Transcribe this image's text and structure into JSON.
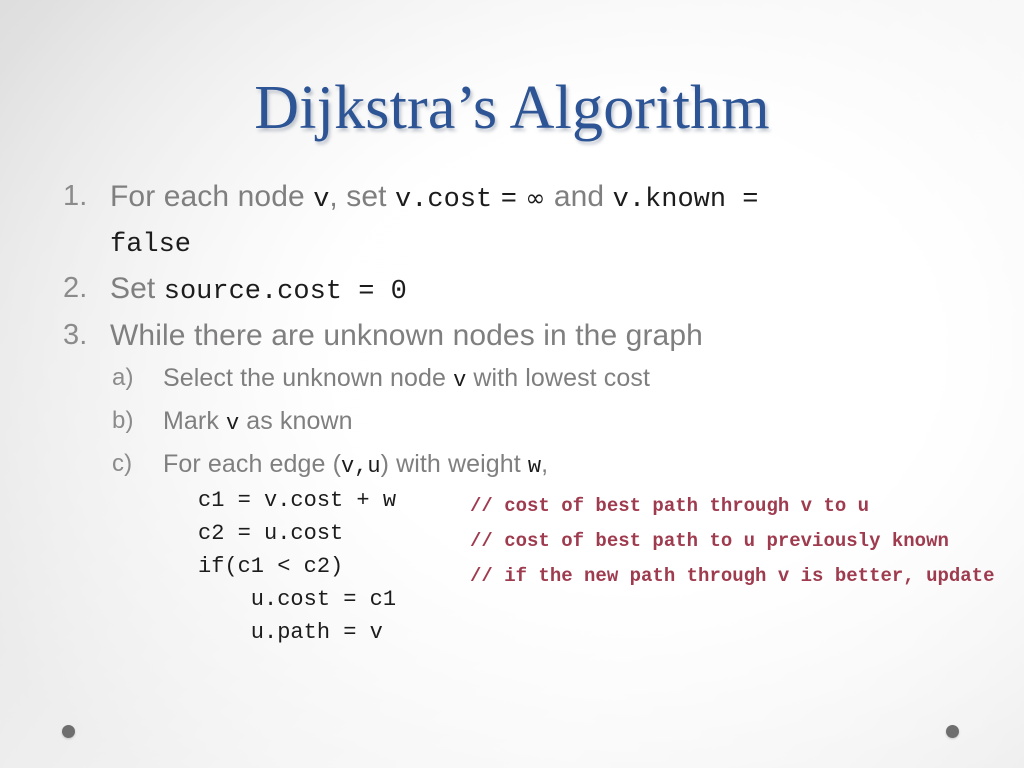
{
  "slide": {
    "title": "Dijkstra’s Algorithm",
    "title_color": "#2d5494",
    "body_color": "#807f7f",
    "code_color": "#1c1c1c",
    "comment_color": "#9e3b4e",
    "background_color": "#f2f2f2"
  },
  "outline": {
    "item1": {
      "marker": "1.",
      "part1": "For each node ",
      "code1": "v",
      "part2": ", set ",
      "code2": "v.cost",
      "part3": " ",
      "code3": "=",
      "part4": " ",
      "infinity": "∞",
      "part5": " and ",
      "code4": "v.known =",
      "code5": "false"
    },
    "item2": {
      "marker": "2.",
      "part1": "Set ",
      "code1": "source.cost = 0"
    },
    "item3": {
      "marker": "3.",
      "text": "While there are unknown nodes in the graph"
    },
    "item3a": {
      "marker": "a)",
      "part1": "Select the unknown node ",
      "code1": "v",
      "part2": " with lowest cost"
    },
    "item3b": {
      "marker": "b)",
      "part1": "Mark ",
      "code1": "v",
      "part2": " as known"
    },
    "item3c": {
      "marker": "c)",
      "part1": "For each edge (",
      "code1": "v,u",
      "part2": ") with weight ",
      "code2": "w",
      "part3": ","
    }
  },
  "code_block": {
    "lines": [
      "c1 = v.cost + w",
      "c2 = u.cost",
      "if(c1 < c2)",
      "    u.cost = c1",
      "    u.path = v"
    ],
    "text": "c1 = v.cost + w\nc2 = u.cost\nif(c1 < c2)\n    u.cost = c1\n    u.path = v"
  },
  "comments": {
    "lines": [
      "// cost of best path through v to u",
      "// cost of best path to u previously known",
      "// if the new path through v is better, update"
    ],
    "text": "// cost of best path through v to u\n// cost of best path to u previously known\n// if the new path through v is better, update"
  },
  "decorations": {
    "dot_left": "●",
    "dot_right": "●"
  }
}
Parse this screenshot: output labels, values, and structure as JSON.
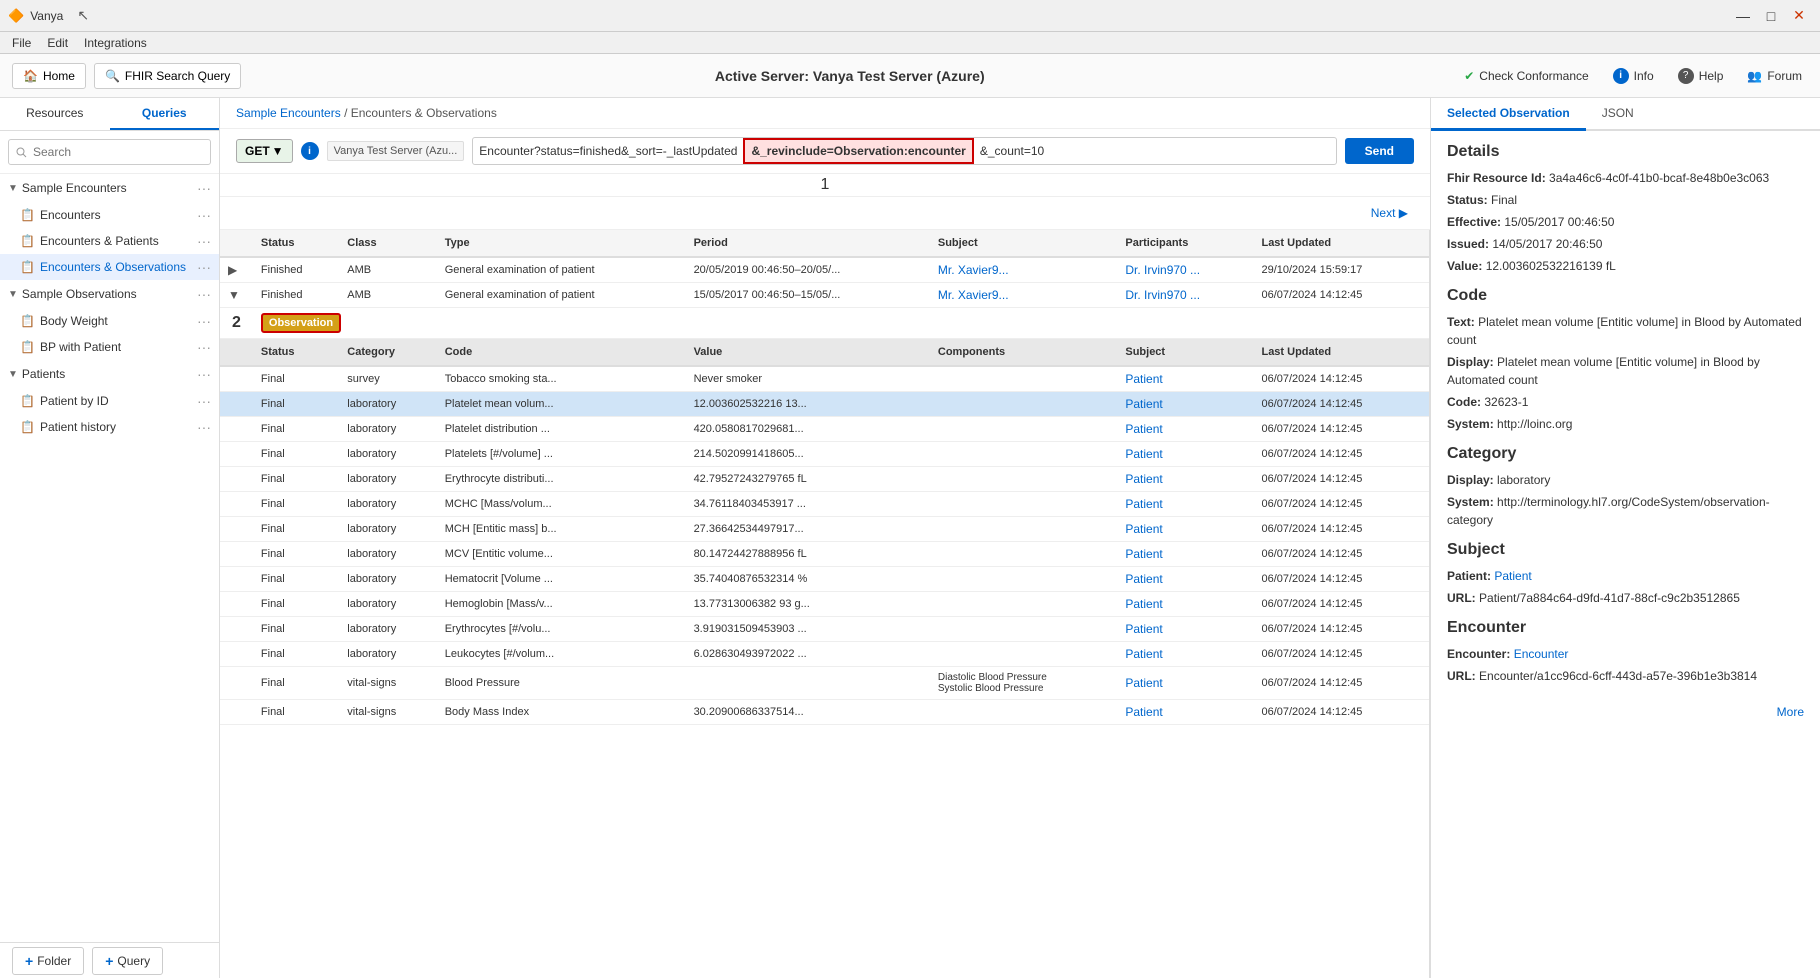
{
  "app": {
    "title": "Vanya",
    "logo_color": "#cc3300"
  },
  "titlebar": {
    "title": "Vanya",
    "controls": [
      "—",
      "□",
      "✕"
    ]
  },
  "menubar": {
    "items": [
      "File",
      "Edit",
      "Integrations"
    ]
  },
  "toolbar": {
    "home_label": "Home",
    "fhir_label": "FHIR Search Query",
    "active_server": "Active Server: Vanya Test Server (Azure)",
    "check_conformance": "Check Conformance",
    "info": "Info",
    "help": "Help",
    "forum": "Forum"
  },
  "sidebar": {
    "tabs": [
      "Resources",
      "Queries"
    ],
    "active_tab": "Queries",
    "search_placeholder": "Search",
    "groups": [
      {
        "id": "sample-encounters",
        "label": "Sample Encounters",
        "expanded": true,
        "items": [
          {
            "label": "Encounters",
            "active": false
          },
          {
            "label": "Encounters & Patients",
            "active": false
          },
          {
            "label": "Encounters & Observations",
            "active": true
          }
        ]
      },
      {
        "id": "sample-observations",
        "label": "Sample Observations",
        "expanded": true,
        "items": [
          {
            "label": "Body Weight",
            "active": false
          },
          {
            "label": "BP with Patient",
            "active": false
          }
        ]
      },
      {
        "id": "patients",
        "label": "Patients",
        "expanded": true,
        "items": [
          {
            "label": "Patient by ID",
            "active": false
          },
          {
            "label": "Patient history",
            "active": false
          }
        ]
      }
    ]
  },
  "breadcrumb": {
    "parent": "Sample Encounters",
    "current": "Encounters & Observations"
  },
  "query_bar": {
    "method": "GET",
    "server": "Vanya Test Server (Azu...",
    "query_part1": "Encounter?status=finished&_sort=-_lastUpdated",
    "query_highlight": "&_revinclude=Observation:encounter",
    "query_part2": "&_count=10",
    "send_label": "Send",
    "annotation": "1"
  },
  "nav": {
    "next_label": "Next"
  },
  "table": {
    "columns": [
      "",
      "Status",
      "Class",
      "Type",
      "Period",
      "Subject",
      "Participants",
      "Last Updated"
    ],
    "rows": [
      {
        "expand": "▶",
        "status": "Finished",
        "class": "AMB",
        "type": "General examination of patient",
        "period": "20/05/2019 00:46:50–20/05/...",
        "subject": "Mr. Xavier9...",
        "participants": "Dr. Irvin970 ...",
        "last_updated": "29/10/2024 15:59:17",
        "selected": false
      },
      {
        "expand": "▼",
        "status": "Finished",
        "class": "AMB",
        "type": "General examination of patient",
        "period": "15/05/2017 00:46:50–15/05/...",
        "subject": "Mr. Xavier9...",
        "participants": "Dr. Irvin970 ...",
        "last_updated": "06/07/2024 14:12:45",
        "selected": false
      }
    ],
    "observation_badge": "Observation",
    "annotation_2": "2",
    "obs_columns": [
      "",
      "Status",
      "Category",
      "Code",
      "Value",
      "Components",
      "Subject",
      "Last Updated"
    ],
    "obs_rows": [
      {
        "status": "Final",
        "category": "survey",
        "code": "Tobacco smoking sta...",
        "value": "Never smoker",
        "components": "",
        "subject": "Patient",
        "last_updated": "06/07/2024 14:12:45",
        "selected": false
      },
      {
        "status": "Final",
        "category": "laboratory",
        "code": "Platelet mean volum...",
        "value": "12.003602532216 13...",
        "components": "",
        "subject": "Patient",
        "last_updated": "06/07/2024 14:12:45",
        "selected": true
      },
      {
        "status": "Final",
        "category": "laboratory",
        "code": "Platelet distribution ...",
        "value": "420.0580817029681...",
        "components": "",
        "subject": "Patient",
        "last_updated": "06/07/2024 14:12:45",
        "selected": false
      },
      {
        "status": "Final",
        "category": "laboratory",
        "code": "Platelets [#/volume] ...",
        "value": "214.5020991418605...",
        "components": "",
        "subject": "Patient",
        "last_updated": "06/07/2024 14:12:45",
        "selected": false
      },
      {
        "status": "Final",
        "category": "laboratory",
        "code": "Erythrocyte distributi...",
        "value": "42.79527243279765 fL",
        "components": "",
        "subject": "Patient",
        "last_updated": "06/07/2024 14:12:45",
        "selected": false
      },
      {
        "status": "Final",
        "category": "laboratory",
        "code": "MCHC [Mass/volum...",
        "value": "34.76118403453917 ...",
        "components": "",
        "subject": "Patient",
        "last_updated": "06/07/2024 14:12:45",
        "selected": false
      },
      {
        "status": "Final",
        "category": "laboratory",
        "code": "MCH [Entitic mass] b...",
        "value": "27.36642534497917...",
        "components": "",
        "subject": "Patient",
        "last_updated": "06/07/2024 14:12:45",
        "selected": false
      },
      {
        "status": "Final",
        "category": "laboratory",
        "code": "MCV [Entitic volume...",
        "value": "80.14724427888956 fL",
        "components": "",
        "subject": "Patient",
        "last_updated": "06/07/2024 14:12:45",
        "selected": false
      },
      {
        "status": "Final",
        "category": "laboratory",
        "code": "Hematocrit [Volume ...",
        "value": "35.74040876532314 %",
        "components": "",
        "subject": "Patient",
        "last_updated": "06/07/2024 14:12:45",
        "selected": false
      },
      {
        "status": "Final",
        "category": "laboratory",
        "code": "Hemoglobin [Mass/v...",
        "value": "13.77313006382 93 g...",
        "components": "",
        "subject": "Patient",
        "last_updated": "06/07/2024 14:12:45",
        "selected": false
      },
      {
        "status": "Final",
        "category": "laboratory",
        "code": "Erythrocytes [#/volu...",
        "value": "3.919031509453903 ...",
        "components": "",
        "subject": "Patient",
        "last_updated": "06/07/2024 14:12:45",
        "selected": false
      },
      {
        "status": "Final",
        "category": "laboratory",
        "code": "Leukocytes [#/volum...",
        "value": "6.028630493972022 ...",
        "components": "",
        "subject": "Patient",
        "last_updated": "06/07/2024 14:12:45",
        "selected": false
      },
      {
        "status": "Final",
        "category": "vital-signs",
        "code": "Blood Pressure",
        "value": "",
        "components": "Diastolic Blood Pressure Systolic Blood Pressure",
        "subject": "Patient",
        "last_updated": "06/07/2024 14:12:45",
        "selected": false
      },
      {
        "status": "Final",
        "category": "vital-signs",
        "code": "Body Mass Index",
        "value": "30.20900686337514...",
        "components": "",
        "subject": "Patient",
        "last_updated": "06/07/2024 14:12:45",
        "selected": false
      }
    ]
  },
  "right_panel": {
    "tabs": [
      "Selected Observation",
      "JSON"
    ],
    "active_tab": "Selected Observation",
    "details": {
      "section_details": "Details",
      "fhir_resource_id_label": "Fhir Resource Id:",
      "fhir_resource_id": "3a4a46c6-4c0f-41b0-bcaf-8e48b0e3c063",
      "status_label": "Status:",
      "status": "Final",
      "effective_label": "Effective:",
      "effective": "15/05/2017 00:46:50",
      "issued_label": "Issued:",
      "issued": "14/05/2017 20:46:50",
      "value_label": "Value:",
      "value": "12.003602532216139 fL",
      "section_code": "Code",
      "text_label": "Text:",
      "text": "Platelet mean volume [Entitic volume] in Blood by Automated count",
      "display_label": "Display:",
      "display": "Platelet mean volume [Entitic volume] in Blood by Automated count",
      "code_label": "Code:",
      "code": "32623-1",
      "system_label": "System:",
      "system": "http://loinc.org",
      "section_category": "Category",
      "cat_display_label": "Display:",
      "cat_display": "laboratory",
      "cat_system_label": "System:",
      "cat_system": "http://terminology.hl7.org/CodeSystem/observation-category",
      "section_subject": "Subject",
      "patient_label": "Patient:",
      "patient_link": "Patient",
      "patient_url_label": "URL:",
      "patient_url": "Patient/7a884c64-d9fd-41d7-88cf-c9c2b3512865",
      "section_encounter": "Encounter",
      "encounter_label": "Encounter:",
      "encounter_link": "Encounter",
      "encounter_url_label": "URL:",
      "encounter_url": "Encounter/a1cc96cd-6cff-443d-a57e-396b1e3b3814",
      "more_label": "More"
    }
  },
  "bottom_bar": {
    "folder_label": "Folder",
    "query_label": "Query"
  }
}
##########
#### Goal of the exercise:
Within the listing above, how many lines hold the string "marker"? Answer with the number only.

#### Written reply:
6